↤ July 09th, 2012
Guy English is asking for commentary on Apple removing all their products from the EPEAT registry.
I have no special insight into the matter. I just observe Apple and notice patterns. How Apple deals with standards bodies is a well established pattern.
Gruber laid it out in one of The Talk Show episodes covering the iBooks Author release. Apple is happy to use, follow and contribute to a standard as long as it aligns with its business interests.
eBook standards didn’t provide enough features for Apple to ship the iBooks Author product. Apple added proprietary extensions and shipped.

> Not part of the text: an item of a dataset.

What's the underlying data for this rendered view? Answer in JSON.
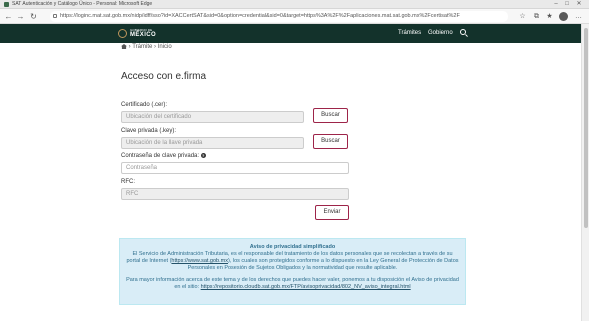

They then retroactively help pushing the standard along so they don’t have to fork it forever.
The key point is: Apple don’t wait for standards.
Another case: web standards and WebKit-only CSS extensions that then later get amended to the standard. Same story as above, manifold and all publicly documented.
I take it as a given that Apple considers eco-friendliness of their products to be a competitive edge. I also take it as a given that they will continue to see it that way.
Now Apple is moving their products in a direction that isn’t reconcilable with EPEAT standards. I do not know what any of this entails. However, I fully expect that Apple is working on a better-than-the-standard (in their eyes) way to recycle their machines.
I don’t suggest they have that today (they may or may not know how to get these screens and batteries out of the machines), but I have no doubt that Apple believes they can do it. And that they can use their PR machinery to communicate this as a “fuck the standards, we are better than the standards” message.
UPDATE, 24.07.2012: Apple is back with EPEAT.